I walked round the pond to be in the lee of the hill and set up at peg 13, just in time for the rain to start. Covering up the liqudised bread, I fed a pigeon egg sized ball over the drop off 5 metres out and swung the 4 x 16 antenna float out to drop through the fine cloud of bread. I waited for a bite and waited some more. Lifting the rig and recasting after 5 minutes. The 5 mm bait was still there untouched. This is unusual, even after the succession of sub zero nights over the past few days, I would have expected a bite by now. I put in another small ball of bread two metres to the left, raising the hook six inches and cast over it. Another few minutes and a welcome ring radiated out from the antenna. A bite at last. Another ring and a half dip that held. I struck and missed the bite. More dithering bites, all missed.

I decided that the 4 x 16 float with a 5 mm punch in a size 16 was too big for these lethargic fish and changed the rig to a 4 x 14 fine antenna float to a size 18 hook with a 4 mm punch of bread. I put another small ball over the original spot and cast over it again. Another ring and the float slowly moved. Thinking that it was probably wind drift, I struck anyway and felt the resistance of a fish, that soon splashed upon the surface, before being lifted to hand. Despite my cold hands, it was freezing cold to the touch.

A small rudd. At this stage I was not complaining and at least it had stretched out the No 6 elastic a bit. I dropped the float in again. This time I felt the fish, but it dropped off as I lifted it to hand. I put a small ball over both areas and got out my bag of punch bread, selecting a strip of rolled bread. 2 mm thick, it punched out a tight 4 mm pellet, which slipped into the hook. Casting over the second feed area, the float sank as it cocked and I was bringing a roach to the landing net.

The fish had woken up, but the bites were still difficult to hit. Hooking a tiny four inch roach, I bulked the shot closer to the hook and stopped feeding. If there were better fish in the swim, they would be on the bottom by now and raised the float to fish just off bottom.

The wind had veered round causing an opposite drift, not helping bite detection, sporadic rain adding to the misery and after an hour at 2 pm, I only had five fish in the net, none of them the clonkers, that I came for. The original area had gone dead and I suspected that a pike had drifted in, but the wait for bites over the second produced a few more.

It was not pleasant fishing in this weather with diminishing results, another four inch roach and slightly better one being the final fish at 2:20.

Ten minutes without a bite saw me pack up at 2:30. I had used very little liquidised bread for fear of feeding the fish off, when their metabolism would have been barely ticking over, but who knows, maybe I didn’t feed enough? That’s fishing.

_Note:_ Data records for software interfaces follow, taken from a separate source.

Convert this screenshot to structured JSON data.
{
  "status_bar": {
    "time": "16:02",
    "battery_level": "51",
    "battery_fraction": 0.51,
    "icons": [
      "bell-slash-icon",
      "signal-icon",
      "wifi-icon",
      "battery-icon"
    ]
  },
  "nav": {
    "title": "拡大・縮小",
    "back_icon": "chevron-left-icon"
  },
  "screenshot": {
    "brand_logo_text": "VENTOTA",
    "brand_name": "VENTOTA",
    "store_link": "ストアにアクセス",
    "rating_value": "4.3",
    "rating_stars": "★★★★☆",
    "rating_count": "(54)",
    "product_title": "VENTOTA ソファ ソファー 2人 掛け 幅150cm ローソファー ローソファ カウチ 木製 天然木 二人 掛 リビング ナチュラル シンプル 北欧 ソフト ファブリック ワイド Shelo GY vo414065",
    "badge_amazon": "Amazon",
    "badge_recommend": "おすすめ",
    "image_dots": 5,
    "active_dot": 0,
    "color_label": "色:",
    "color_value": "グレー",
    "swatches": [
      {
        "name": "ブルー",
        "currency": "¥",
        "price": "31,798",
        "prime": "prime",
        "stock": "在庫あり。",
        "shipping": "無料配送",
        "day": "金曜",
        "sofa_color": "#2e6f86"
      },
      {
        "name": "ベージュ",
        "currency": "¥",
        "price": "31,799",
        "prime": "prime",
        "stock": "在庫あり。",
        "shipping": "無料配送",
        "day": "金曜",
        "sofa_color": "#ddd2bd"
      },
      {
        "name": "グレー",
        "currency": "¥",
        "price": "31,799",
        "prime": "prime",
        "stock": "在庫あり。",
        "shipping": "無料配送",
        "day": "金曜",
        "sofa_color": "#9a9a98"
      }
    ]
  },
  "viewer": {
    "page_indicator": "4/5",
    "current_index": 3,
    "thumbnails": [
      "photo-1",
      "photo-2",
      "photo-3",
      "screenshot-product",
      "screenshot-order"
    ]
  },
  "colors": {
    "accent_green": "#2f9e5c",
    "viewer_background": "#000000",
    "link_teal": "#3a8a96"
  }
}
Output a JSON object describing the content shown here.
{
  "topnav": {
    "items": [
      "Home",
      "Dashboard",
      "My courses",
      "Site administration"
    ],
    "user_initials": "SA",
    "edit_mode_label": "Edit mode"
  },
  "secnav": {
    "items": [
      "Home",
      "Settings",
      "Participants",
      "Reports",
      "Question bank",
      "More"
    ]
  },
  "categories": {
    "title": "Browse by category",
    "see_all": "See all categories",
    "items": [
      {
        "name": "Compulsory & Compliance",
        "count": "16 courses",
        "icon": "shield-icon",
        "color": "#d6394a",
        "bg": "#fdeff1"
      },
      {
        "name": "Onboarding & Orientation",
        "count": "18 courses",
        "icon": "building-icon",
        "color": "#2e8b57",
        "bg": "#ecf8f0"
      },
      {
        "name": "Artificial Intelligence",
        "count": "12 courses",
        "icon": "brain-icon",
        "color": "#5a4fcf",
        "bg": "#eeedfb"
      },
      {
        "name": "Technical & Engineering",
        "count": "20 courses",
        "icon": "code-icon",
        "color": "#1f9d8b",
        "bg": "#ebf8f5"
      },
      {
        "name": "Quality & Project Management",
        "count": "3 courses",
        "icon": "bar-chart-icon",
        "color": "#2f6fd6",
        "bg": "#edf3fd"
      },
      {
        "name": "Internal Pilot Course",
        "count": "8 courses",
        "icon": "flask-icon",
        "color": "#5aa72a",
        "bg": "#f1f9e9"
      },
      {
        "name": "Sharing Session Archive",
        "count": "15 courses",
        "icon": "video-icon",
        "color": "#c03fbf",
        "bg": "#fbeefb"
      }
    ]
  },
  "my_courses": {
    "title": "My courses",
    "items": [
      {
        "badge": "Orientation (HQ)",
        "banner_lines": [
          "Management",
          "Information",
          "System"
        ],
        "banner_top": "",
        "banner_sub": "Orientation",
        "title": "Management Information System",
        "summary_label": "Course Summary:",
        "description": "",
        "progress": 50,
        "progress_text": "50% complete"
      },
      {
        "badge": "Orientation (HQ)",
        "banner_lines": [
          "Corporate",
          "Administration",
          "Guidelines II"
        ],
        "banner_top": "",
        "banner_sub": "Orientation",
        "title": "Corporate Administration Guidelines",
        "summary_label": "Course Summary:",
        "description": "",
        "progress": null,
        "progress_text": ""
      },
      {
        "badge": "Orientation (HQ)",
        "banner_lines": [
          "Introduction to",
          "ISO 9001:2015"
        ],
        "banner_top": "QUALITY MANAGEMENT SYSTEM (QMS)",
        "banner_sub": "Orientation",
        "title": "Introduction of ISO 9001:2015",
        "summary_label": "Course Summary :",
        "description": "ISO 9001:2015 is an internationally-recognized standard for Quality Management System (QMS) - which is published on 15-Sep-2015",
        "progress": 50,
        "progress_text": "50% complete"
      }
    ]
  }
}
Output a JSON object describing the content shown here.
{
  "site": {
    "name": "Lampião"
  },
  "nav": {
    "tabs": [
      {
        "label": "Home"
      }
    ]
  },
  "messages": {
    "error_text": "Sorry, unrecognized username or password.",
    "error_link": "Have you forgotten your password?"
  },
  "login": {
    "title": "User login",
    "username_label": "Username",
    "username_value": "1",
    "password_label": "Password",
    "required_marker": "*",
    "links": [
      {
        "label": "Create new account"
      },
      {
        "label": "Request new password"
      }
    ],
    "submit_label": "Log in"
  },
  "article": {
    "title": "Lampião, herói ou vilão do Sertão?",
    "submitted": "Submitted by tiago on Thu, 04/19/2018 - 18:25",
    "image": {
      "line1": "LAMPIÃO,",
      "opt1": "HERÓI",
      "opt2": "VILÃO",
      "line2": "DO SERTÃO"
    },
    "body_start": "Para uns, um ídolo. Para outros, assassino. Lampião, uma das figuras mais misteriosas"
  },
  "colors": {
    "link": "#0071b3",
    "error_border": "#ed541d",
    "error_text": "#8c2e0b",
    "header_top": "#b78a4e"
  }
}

I arrived home not long after my wife, who was busy filling the freezer and shelves with supplies. Hearing my tale of woe, she agreed that I could make up for it by fishing the next day if I wished. My planning of a visit to a prolific river was interrupted by a call from an angling friend, who informed me of the good news, that angling was banned until further notice.

By law I can walk along and sit by a river taking in the scenery, but the moment I put a rod in my hand, I am performing an illegal act. What is the logic in that? Happy Days.